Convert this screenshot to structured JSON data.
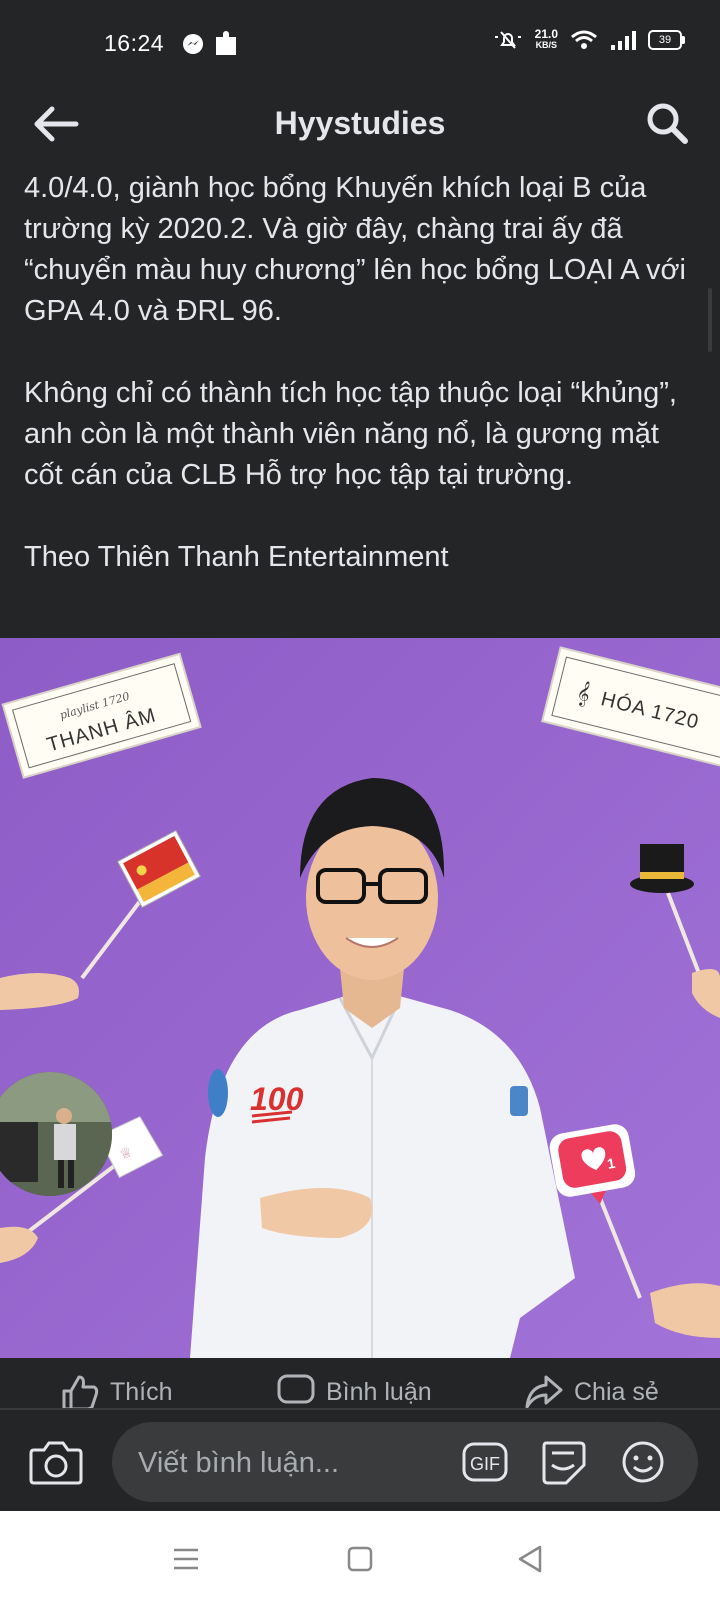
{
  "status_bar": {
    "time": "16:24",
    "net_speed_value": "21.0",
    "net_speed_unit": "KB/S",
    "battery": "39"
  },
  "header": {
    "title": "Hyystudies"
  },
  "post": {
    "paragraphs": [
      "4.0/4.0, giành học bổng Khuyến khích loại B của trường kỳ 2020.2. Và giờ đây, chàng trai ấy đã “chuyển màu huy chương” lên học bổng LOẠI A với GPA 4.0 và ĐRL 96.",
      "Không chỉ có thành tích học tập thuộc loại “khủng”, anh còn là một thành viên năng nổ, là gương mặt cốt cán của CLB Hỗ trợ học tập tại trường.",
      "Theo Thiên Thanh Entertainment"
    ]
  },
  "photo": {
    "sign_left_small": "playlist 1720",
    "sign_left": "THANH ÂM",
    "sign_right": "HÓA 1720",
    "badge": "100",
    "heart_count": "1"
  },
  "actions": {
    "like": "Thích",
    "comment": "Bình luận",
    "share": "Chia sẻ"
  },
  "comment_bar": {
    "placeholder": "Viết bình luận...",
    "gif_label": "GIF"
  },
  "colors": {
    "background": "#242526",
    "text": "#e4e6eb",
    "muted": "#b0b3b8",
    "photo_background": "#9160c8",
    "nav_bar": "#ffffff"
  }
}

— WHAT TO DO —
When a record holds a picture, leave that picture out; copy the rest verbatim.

— YOUR SOLUTION —
Convert this screenshot to structured JSON data.
{
  "status_bar": {
    "time": "16:24",
    "net_speed_value": "21.0",
    "net_speed_unit": "KB/S",
    "battery": "39"
  },
  "header": {
    "title": "Hyystudies"
  },
  "post": {
    "paragraphs": [
      "4.0/4.0, giành học bổng Khuyến khích loại B của trường kỳ 2020.2. Và giờ đây, chàng trai ấy đã “chuyển màu huy chương” lên học bổng LOẠI A với GPA 4.0 và ĐRL 96.",
      "Không chỉ có thành tích học tập thuộc loại “khủng”, anh còn là một thành viên năng nổ, là gương mặt cốt cán của CLB Hỗ trợ học tập tại trường.",
      "Theo Thiên Thanh Entertainment"
    ]
  },
  "photo": {
    "sign_left_small": "playlist 1720",
    "sign_left": "THANH ÂM",
    "sign_right": "HÓA 1720",
    "badge": "100",
    "heart_count": "1"
  },
  "actions": {
    "like": "Thích",
    "comment": "Bình luận",
    "share": "Chia sẻ"
  },
  "comment_bar": {
    "placeholder": "Viết bình luận...",
    "gif_label": "GIF"
  },
  "colors": {
    "background": "#242526",
    "text": "#e4e6eb",
    "muted": "#b0b3b8",
    "photo_background": "#9160c8",
    "nav_bar": "#ffffff"
  }
}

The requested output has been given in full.